Nelson Mandela and his wife Winnie in this undated file picture.
Mandela is accompanied by his former wife Winnie, moments after his release from prison February 11, 1990 after serving 27 years in jail. (Reuters)
In this February, 1990 photo, shortly after his release from 27 years in prison, Nelson Mandela, gives the black power salute to the 120,000 supporters packing Soccer City stadium in Soweto, near Johannesburg. (AP Photo)
Nelson Mandela showed his passport in February 19, 1990, shortly after his release from prison.
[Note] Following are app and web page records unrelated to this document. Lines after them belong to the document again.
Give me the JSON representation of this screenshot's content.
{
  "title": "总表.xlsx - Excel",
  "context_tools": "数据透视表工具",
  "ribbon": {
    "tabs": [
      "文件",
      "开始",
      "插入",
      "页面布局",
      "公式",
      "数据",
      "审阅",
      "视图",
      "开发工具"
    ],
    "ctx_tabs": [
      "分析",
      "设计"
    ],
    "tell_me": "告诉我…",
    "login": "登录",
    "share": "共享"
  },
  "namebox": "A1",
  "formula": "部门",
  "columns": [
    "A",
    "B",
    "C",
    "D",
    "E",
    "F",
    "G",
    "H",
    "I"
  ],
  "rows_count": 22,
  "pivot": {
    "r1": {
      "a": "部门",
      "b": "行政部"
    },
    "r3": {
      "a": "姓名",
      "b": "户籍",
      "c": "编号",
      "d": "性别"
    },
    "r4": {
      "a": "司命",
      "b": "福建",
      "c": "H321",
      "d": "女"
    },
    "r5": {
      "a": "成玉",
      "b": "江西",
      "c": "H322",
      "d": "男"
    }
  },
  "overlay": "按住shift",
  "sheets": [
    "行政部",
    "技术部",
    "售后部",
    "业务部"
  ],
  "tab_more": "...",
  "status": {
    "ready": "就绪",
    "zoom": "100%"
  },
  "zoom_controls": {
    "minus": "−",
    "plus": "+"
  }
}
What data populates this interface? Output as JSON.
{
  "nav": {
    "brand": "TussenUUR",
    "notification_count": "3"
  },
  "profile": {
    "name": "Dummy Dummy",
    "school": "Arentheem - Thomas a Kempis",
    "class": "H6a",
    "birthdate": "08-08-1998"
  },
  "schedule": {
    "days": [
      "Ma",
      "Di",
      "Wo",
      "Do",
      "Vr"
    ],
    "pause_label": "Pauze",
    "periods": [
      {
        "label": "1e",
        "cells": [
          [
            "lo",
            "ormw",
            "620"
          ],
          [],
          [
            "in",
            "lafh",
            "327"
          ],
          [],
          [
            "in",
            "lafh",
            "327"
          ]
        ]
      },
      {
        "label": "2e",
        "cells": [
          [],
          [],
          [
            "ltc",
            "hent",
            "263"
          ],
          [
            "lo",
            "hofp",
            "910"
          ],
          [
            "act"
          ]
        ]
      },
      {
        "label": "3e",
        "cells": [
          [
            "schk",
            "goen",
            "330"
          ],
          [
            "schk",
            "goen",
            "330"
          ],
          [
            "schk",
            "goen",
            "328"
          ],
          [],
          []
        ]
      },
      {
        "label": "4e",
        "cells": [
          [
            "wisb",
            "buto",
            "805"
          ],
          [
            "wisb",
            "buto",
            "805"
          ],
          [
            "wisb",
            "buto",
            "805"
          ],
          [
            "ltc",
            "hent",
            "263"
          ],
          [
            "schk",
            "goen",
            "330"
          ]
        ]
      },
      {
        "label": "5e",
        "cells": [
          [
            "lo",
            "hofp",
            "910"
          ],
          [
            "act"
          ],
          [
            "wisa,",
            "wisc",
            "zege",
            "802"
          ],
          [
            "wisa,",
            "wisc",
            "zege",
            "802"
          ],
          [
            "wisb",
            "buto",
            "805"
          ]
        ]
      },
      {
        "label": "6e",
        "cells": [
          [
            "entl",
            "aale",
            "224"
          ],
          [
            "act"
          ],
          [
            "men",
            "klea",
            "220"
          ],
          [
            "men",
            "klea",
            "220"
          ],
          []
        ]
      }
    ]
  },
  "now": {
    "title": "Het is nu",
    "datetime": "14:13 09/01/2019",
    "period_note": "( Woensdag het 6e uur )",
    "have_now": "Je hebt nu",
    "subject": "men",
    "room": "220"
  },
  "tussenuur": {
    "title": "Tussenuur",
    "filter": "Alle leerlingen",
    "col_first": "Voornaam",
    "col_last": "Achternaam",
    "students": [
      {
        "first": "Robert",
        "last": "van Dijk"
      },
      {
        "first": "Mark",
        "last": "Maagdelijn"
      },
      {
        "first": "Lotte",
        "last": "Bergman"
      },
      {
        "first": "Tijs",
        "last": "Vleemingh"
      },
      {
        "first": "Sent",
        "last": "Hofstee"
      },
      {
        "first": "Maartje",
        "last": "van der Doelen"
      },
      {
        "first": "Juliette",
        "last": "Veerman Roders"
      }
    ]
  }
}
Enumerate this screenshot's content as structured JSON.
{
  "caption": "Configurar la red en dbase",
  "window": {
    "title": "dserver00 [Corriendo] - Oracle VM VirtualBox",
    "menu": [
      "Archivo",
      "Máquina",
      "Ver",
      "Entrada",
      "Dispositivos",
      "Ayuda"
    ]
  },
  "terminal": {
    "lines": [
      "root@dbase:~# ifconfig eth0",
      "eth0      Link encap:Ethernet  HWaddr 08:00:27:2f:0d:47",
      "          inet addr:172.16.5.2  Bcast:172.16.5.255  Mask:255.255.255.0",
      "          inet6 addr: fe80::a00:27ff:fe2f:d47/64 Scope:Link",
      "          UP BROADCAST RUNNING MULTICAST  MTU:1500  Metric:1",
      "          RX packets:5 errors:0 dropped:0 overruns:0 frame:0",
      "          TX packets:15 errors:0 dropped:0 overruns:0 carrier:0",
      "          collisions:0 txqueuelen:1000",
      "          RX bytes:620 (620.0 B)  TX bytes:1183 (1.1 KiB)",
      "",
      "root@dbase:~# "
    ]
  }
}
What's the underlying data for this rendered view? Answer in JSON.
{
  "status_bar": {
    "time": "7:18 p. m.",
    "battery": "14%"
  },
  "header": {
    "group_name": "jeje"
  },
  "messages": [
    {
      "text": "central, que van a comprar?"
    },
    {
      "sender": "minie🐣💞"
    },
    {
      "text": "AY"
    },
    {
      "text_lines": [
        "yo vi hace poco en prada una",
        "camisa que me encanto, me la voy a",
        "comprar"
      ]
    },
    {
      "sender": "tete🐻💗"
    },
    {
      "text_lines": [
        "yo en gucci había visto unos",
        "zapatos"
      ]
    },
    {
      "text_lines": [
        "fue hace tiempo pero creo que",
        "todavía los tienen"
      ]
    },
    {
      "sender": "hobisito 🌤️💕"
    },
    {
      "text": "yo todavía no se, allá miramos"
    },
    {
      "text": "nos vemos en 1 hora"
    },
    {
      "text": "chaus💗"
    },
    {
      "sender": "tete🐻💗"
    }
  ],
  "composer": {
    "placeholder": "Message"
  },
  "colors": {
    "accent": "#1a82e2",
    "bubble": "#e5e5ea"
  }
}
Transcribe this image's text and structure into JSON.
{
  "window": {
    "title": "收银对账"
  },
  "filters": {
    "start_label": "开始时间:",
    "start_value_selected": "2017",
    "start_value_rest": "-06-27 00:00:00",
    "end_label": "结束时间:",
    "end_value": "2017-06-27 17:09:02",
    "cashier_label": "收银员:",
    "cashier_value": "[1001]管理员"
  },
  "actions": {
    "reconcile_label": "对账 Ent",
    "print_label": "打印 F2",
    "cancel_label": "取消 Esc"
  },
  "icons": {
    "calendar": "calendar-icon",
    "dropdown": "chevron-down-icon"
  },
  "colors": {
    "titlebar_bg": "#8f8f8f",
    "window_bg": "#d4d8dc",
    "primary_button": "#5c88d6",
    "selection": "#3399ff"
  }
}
The South African government authorized an application for himself and his wife Winnie - (Juda Ngwenya / Reuters)
In this July 27, 1991 photo, Cuban President Fidel Castro, and Nelson Mandela gesture during the celebration of the "Day of the Revolution" in Matanzas, Cuba. (AP Photo)
In this July 4, 1993 photo, President Bill Clinton and Nelson Mandela listen during Fourth of July ceremonies in Philadelphia during which Clinton presented the Philadelphia Liberty Medal to the African National Congress president and South African President F.W. de Klerk. (AP Photo/Greg Gibson)
President of the African National Congress Nelson Mandela acknowledges cheers from the crowd as he prepares to unveil the ANC's official election platform in 1994. (AP Photo/David Brauchli)
African National Congress (ANC) leader Nelson Mandela greeted residents of Mmabatho in March 1994, during a visit after the nominal homeland came under South African control following the ousting of the former President Lucas Mangope. (Reuters/Howard Burditt)
South African President Nelson Mandela smiles with actor Sidney Poitier at a press conference in Cape Town in 1996. Poitier played Mandela in the film "One Man, One Vote" (AP Photo / Sasa Kralj)
South African President Nelson Mandela waves to crowds as he sits next to Queen Elizabeth II in a an open carriage on the way to Buckingham Palace.(AP/Louisa Buller)
Chairman of the Constitutional Assembly Cyril Ramaphosa, left, holds up a copy of the country's constitution which was signed by President Nelson Mandela, in December 1996. (AP Photo / Adil Bradlow / POOL)
Nelson Mandela at a news conference in Johannesburg in February 2000. (AP Photo / Denis Farrell)
South African rugby captain Francois Pienaar, right, received the Rugby World Cup trophy from President Nelson Mandela also wearing a South African rugby shirt, after South Africa defeated New Zealand in the Rugby World Cup , in 1995. (AP Photo / Ross Setford)
Read it on Salon